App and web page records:
::::::::

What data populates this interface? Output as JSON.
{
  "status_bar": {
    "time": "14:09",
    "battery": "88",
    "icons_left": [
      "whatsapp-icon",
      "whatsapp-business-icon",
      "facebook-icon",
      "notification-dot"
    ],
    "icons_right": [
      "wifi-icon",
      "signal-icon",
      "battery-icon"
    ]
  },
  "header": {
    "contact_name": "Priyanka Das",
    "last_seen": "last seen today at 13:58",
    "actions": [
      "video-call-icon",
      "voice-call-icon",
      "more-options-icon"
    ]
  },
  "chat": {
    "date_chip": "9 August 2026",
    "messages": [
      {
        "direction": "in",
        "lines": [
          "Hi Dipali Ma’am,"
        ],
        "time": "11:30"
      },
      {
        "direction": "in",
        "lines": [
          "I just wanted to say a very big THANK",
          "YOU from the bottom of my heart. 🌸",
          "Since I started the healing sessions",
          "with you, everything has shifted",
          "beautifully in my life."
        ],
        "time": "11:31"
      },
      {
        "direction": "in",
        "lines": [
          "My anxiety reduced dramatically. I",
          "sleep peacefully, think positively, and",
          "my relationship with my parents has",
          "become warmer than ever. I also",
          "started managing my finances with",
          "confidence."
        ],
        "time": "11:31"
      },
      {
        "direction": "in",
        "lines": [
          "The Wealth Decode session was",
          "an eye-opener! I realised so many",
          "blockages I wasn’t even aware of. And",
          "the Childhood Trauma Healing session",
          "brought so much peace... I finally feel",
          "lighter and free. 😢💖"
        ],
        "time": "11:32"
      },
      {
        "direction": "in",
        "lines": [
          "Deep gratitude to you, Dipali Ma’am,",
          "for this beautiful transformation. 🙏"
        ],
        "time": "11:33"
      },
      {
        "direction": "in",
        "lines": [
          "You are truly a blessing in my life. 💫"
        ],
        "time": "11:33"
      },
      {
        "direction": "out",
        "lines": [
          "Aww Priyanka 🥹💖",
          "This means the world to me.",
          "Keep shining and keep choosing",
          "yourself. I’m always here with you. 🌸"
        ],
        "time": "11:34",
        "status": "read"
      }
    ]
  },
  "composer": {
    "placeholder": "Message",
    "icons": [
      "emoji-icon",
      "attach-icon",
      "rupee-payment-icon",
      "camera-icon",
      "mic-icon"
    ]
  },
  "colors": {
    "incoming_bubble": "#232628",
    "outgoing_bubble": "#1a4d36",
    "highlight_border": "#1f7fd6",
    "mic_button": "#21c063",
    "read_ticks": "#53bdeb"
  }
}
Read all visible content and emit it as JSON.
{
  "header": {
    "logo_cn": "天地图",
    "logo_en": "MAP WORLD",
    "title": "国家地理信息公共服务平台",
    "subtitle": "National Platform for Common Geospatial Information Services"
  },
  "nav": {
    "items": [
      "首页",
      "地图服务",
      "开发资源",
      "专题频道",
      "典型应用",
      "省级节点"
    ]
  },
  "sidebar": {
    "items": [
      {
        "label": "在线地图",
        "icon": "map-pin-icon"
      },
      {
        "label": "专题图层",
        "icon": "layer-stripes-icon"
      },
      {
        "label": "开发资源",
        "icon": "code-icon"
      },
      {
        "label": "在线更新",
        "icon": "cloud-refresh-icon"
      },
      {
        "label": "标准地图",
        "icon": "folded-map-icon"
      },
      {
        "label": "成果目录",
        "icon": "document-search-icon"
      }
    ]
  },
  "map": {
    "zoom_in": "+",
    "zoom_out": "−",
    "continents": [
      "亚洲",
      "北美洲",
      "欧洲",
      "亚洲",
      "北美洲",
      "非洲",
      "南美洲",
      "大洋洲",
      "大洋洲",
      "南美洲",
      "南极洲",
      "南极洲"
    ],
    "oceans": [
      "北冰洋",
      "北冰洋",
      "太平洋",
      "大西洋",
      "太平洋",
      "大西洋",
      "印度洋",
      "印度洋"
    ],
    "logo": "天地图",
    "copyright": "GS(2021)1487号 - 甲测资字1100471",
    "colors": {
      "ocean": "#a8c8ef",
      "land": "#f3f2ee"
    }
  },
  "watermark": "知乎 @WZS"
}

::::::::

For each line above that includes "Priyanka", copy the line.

▸ WRITTEN SOLUTION:
    "contact_name": "Priyanka Das",
          "Aww Priyanka 🥹💖",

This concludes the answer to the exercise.